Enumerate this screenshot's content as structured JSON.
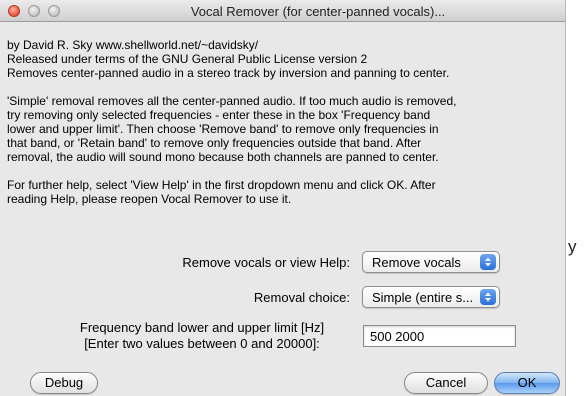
{
  "window": {
    "title": "Vocal Remover (for center-panned vocals)..."
  },
  "stray_text": "y",
  "description": {
    "intro": [
      "by David R. Sky www.shellworld.net/~davidsky/",
      "Released under terms of the GNU General Public License version 2",
      "Removes center-panned audio in a stereo track by inversion and panning to center."
    ],
    "simple": [
      "'Simple' removal removes all the center-panned audio. If too much audio is removed,",
      "try removing only selected frequencies - enter these in the box 'Frequency band",
      "lower and upper limit'. Then choose 'Remove band' to remove only frequencies in",
      "that band, or 'Retain band' to remove only frequencies outside that band. After",
      "removal, the audio will sound mono because both channels are panned to center."
    ],
    "help": [
      "For further help, select 'View Help' in the first dropdown menu and click OK. After",
      "reading Help, please reopen Vocal Remover to use it."
    ]
  },
  "controls": {
    "remove_label": "Remove vocals or view Help:",
    "remove_value": "Remove vocals",
    "choice_label": "Removal choice:",
    "choice_value": "Simple (entire s...",
    "freq_label_line1": "Frequency band lower and upper limit [Hz]",
    "freq_label_line2": "[Enter two values between 0 and 20000]:",
    "freq_value": "500 2000"
  },
  "buttons": {
    "debug": "Debug",
    "cancel": "Cancel",
    "ok": "OK"
  },
  "icons": {
    "select_arrows": "updown-arrows-icon"
  },
  "colors": {
    "accent": "#2a6fd6",
    "window_bg": "#e8e8e8"
  }
}
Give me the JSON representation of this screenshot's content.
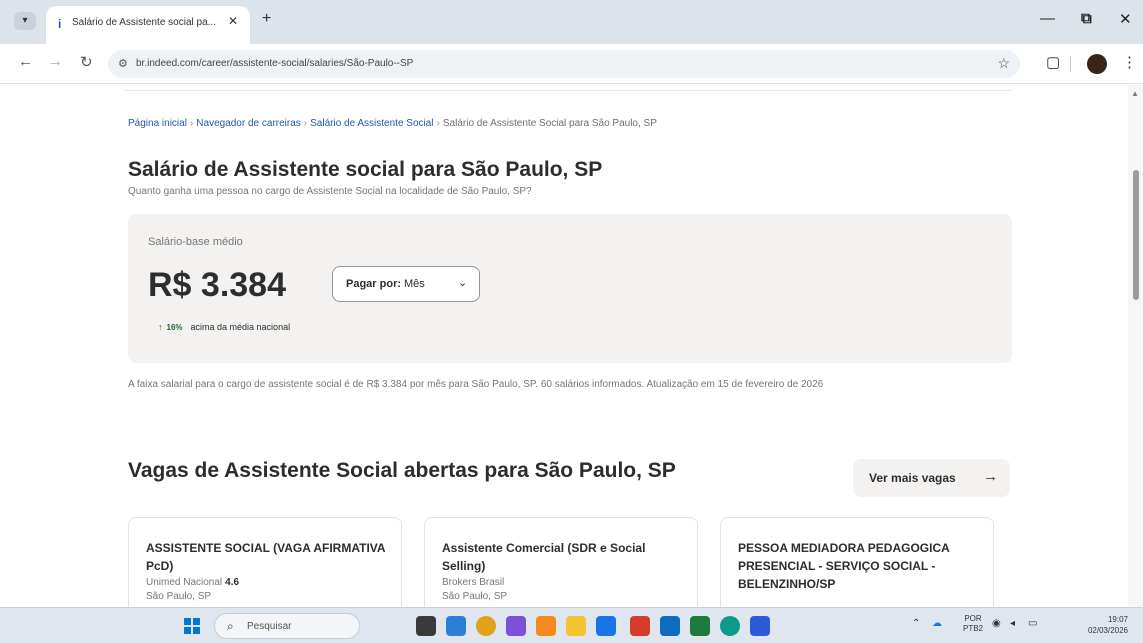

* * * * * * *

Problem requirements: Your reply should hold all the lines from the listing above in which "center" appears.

Answer to this task:
    "title": "Vocal Remover (for center-panned vocals)..."
      "Removes center-panned audio in a stereo track by inversion and panning to center."
      "'Simple' removal removes all the center-panned audio. If too much audio is removed,",
      "removal, the audio will sound mono because both channels are panned to center."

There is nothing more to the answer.